__WHAT IS REQUIRED__: Write out the full listing exactly.

__DATA SECTION__:
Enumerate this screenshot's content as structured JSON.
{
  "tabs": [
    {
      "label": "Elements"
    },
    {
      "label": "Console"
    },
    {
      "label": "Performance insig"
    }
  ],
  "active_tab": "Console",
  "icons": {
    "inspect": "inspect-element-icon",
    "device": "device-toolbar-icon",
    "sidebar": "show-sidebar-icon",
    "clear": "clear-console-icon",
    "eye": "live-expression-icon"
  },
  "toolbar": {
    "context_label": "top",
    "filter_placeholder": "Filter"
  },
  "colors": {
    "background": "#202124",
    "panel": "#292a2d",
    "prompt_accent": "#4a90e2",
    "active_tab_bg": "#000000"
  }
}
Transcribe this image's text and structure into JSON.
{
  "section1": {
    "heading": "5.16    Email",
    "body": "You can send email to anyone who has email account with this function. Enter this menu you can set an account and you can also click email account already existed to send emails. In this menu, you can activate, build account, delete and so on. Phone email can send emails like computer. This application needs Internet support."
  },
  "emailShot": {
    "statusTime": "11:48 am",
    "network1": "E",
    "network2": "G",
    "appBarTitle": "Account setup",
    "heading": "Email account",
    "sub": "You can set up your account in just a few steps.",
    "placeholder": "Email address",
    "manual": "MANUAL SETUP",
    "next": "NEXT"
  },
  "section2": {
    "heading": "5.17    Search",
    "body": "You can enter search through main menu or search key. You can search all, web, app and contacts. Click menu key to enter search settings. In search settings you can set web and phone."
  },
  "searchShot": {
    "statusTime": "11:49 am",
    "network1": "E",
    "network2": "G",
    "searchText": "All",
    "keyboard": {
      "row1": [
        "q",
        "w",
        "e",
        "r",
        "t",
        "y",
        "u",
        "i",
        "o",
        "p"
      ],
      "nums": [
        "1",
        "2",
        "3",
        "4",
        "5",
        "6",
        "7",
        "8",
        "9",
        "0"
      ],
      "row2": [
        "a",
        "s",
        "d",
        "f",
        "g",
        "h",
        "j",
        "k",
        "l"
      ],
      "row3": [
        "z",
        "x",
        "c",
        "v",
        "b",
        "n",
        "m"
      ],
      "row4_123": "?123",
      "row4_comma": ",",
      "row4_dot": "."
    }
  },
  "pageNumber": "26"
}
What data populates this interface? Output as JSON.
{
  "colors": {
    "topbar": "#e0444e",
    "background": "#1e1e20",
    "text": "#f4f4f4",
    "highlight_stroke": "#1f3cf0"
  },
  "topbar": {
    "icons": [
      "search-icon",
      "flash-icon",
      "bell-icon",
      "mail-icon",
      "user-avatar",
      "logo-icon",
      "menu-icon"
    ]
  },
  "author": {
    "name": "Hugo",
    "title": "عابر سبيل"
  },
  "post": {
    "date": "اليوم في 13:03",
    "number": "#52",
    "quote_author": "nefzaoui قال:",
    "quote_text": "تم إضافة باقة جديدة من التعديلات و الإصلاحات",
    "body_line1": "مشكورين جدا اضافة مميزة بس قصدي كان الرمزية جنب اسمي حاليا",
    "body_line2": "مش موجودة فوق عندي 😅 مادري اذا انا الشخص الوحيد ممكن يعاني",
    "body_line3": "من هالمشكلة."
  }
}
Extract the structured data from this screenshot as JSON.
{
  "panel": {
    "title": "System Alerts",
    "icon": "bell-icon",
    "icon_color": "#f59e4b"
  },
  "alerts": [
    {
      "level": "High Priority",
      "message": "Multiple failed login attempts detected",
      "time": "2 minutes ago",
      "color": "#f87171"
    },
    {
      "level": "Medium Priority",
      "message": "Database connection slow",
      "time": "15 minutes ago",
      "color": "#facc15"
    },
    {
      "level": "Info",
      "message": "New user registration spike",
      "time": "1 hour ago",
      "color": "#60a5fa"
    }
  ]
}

__WRITTEN ANSWER__:
Enumerate this screenshot's content as structured JSON.
{
  "tabs": [
    {
      "label": "Elements"
    },
    {
      "label": "Console"
    },
    {
      "label": "Performance insig"
    }
  ],
  "active_tab": "Console",
  "icons": {
    "inspect": "inspect-element-icon",
    "device": "device-toolbar-icon",
    "sidebar": "show-sidebar-icon",
    "clear": "clear-console-icon",
    "eye": "live-expression-icon"
  },
  "toolbar": {
    "context_label": "top",
    "filter_placeholder": "Filter"
  },
  "colors": {
    "background": "#202124",
    "panel": "#292a2d",
    "prompt_accent": "#4a90e2",
    "active_tab_bg": "#000000"
  }
}
Transcribe this image's text and structure into JSON.
{
  "section1": {
    "heading": "5.16    Email",
    "body": "You can send email to anyone who has email account with this function. Enter this menu you can set an account and you can also click email account already existed to send emails. In this menu, you can activate, build account, delete and so on. Phone email can send emails like computer. This application needs Internet support."
  },
  "emailShot": {
    "statusTime": "11:48 am",
    "network1": "E",
    "network2": "G",
    "appBarTitle": "Account setup",
    "heading": "Email account",
    "sub": "You can set up your account in just a few steps.",
    "placeholder": "Email address",
    "manual": "MANUAL SETUP",
    "next": "NEXT"
  },
  "section2": {
    "heading": "5.17    Search",
    "body": "You can enter search through main menu or search key. You can search all, web, app and contacts. Click menu key to enter search settings. In search settings you can set web and phone."
  },
  "searchShot": {
    "statusTime": "11:49 am",
    "network1": "E",
    "network2": "G",
    "searchText": "All",
    "keyboard": {
      "row1": [
        "q",
        "w",
        "e",
        "r",
        "t",
        "y",
        "u",
        "i",
        "o",
        "p"
      ],
      "nums": [
        "1",
        "2",
        "3",
        "4",
        "5",
        "6",
        "7",
        "8",
        "9",
        "0"
      ],
      "row2": [
        "a",
        "s",
        "d",
        "f",
        "g",
        "h",
        "j",
        "k",
        "l"
      ],
      "row3": [
        "z",
        "x",
        "c",
        "v",
        "b",
        "n",
        "m"
      ],
      "row4_123": "?123",
      "row4_comma": ",",
      "row4_dot": "."
    }
  },
  "pageNumber": "26"
}
What data populates this interface? Output as JSON.
{
  "colors": {
    "topbar": "#e0444e",
    "background": "#1e1e20",
    "text": "#f4f4f4",
    "highlight_stroke": "#1f3cf0"
  },
  "topbar": {
    "icons": [
      "search-icon",
      "flash-icon",
      "bell-icon",
      "mail-icon",
      "user-avatar",
      "logo-icon",
      "menu-icon"
    ]
  },
  "author": {
    "name": "Hugo",
    "title": "عابر سبيل"
  },
  "post": {
    "date": "اليوم في 13:03",
    "number": "#52",
    "quote_author": "nefzaoui قال:",
    "quote_text": "تم إضافة باقة جديدة من التعديلات و الإصلاحات",
    "body_line1": "مشكورين جدا اضافة مميزة بس قصدي كان الرمزية جنب اسمي حاليا",
    "body_line2": "مش موجودة فوق عندي 😅 مادري اذا انا الشخص الوحيد ممكن يعاني",
    "body_line3": "من هالمشكلة."
  }
}
Extract the structured data from this screenshot as JSON.
{
  "panel": {
    "title": "System Alerts",
    "icon": "bell-icon",
    "icon_color": "#f59e4b"
  },
  "alerts": [
    {
      "level": "High Priority",
      "message": "Multiple failed login attempts detected",
      "time": "2 minutes ago",
      "color": "#f87171"
    },
    {
      "level": "Medium Priority",
      "message": "Database connection slow",
      "time": "15 minutes ago",
      "color": "#facc15"
    },
    {
      "level": "Info",
      "message": "New user registration spike",
      "time": "1 hour ago",
      "color": "#60a5fa"
    }
  ]
}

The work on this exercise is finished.